2. Booking Health Insurance

You will need to book health insurance for the duration of your stay. Your health insurance must be Overseas Student Health Cover (OSHC) and will need to be in place at least one week before your departure for Australia. When applying for your visa online through ImmiAccount, you will need the name of your health insurance provider, the date your policy starts and finishes, and your policy number.

3. Gathering Other Necessary Documentation

Before you can submit your online visa application, you will first need to gather a number of documents that are required for your application. You will need a copy of your passport, birth certificate, your CoE, evidence that you can financially support yourself for the duration of your stay and proof of health insurance (as outlined above). You may also be asked for a copy of your résumé, proof of current employment or your driver’s licence.

4. Applying for your Student Visa

Once you have received your CoE, you will need to set up an ImmiAccount by logging on to https://online.immi.gov.au and clicking on ‘Create ImmiAccount’. Once your account is set up, simply follow the instructions on screen to submit your application. You must add as much information as possible before you submit your application. Applications with missing information might take longer to finalise or might be refused.

5. Receiving your Student Visa

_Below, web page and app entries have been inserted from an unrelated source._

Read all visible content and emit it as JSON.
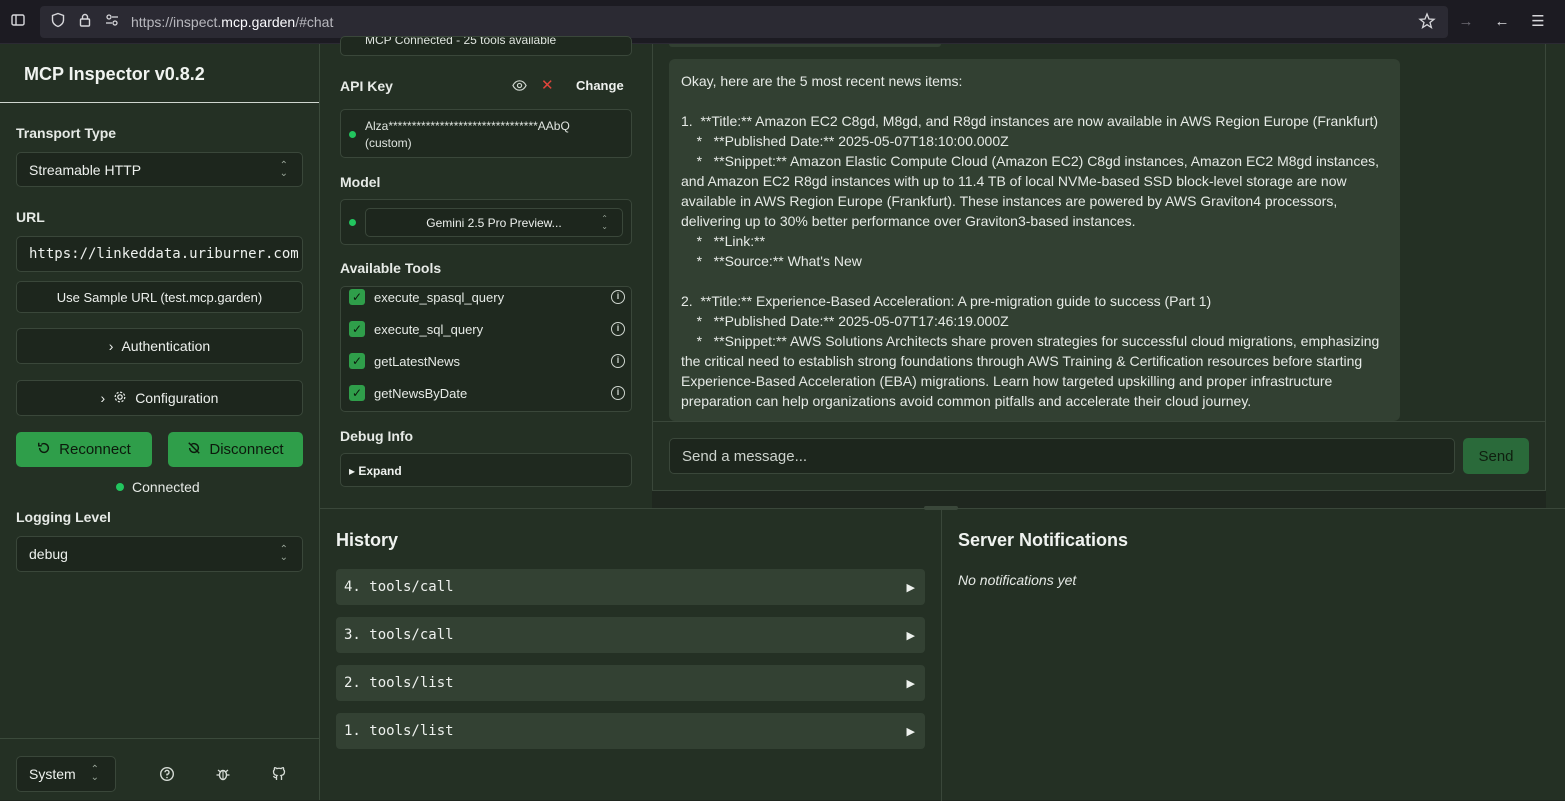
{
  "browser": {
    "url_prefix": "https://inspect.",
    "url_domain": "mcp.garden",
    "url_suffix": "/#chat"
  },
  "sidebar": {
    "title": "MCP Inspector v0.8.2",
    "transport_label": "Transport Type",
    "transport_value": "Streamable HTTP",
    "url_label": "URL",
    "url_value": "https://linkeddata.uriburner.com",
    "sample_url_button": "Use Sample URL (test.mcp.garden)",
    "authentication_label": "Authentication",
    "configuration_label": "Configuration",
    "reconnect_label": "Reconnect",
    "disconnect_label": "Disconnect",
    "status": "Connected",
    "logging_label": "Logging Level",
    "logging_value": "debug",
    "theme_value": "System"
  },
  "middle": {
    "connected_partial": "MCP Connected - 25 tools available",
    "api_key_label": "API Key",
    "api_key_change": "Change",
    "api_key_value": "Alza********************************AAbQ",
    "api_key_note": "(custom)",
    "model_label": "Model",
    "model_value": "Gemini 2.5 Pro Preview...",
    "tools_label": "Available Tools",
    "tools": [
      {
        "name": "execute_spasql_query"
      },
      {
        "name": "execute_sql_query"
      },
      {
        "name": "getLatestNews"
      },
      {
        "name": "getNewsByDate"
      }
    ],
    "debug_label": "Debug Info",
    "expand_label": "▸ Expand"
  },
  "chat": {
    "message": "Okay, here are the 5 most recent news items:\n\n1.  **Title:** Amazon EC2 C8gd, M8gd, and R8gd instances are now available in AWS Region Europe (Frankfurt)\n    *   **Published Date:** 2025-05-07T18:10:00.000Z\n    *   **Snippet:** Amazon Elastic Compute Cloud (Amazon EC2) C8gd instances, Amazon EC2 M8gd instances, and Amazon EC2 R8gd instances with up to 11.4 TB of local NVMe-based SSD block-level storage are now available in AWS Region Europe (Frankfurt). These instances are powered by AWS Graviton4 processors, delivering up to 30% better performance over Graviton3-based instances.\n    *   **Link:**\n    *   **Source:** What's New\n\n2.  **Title:** Experience-Based Acceleration: A pre-migration guide to success (Part 1)\n    *   **Published Date:** 2025-05-07T17:46:19.000Z\n    *   **Snippet:** AWS Solutions Architects share proven strategies for successful cloud migrations, emphasizing the critical need to establish strong foundations through AWS Training & Certification resources before starting Experience-Based Acceleration (EBA) migrations. Learn how targeted upskilling and proper infrastructure preparation can help organizations avoid common pitfalls and accelerate their cloud journey.",
    "input_placeholder": "Send a message...",
    "send_label": "Send"
  },
  "history": {
    "title": "History",
    "items": [
      {
        "label": "4. tools/call"
      },
      {
        "label": "3. tools/call"
      },
      {
        "label": "2. tools/list"
      },
      {
        "label": "1. tools/list"
      }
    ]
  },
  "notifications": {
    "title": "Server Notifications",
    "empty": "No notifications yet"
  }
}
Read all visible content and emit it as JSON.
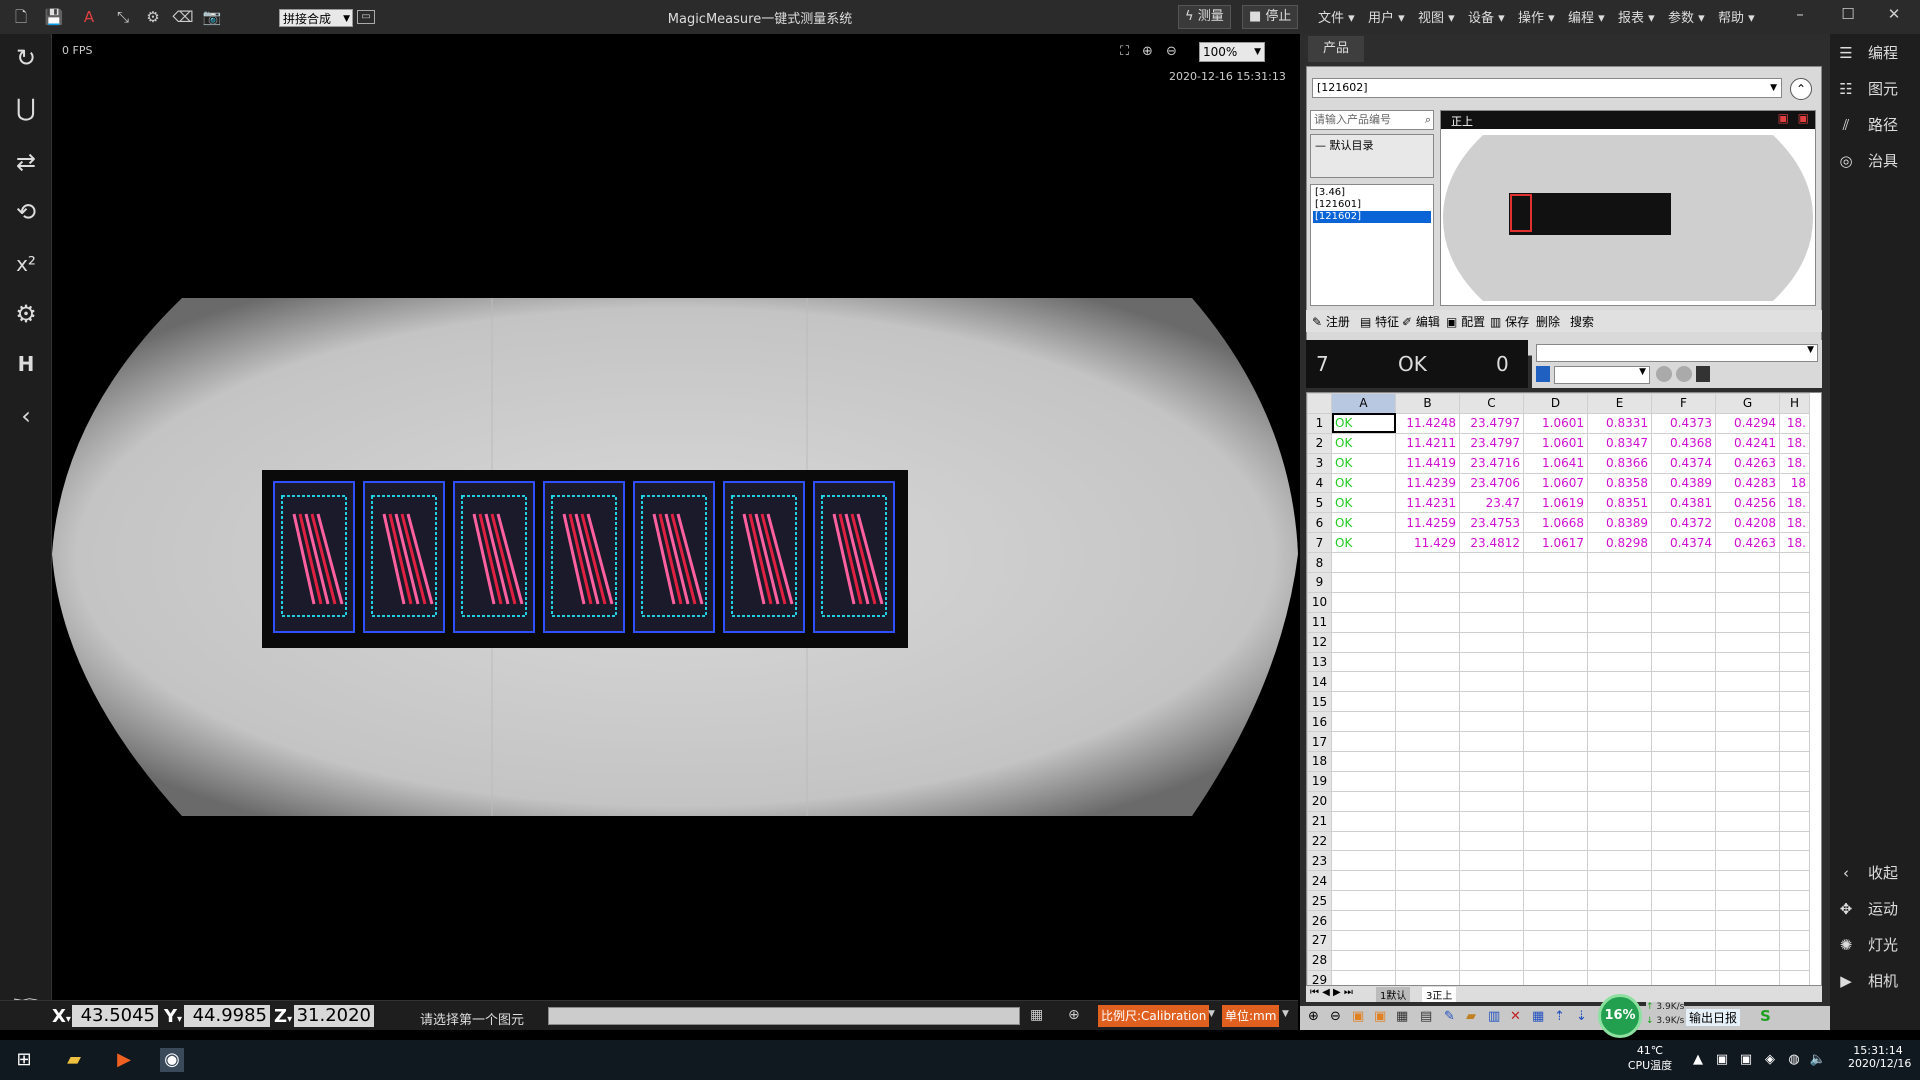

If you successfully complete the online application system, you will be issued with your Australian visa electronically. You will also be issued a visa grant notification letter that explains the conditions of your visa, including the period of validity and entry requirements. You should retain this for your own reference and you may wish to carry it with you when you travel as it contains important information about your visa.

6. Travelling to Australia

Before boarding your flight and upon arrival in Australia, you will be asked for proof that you have permission to enter the country. Your passport, which is linked electronically to your visa, is proof of this permission. However, you should also carry on your person your grant notification letter, evidence of your health insurance, proof that you can financially support yourself and your CoE as you may be asked to show these upon entry to Australia.

7. Working in Australia

As part of your Student Visa, you are entitled to work 20 hours a week in Australia. However, you must ensure you have sufficient funds to support yourself, without having to rely on earnings from work while in Australia.

© University of Limerick 2017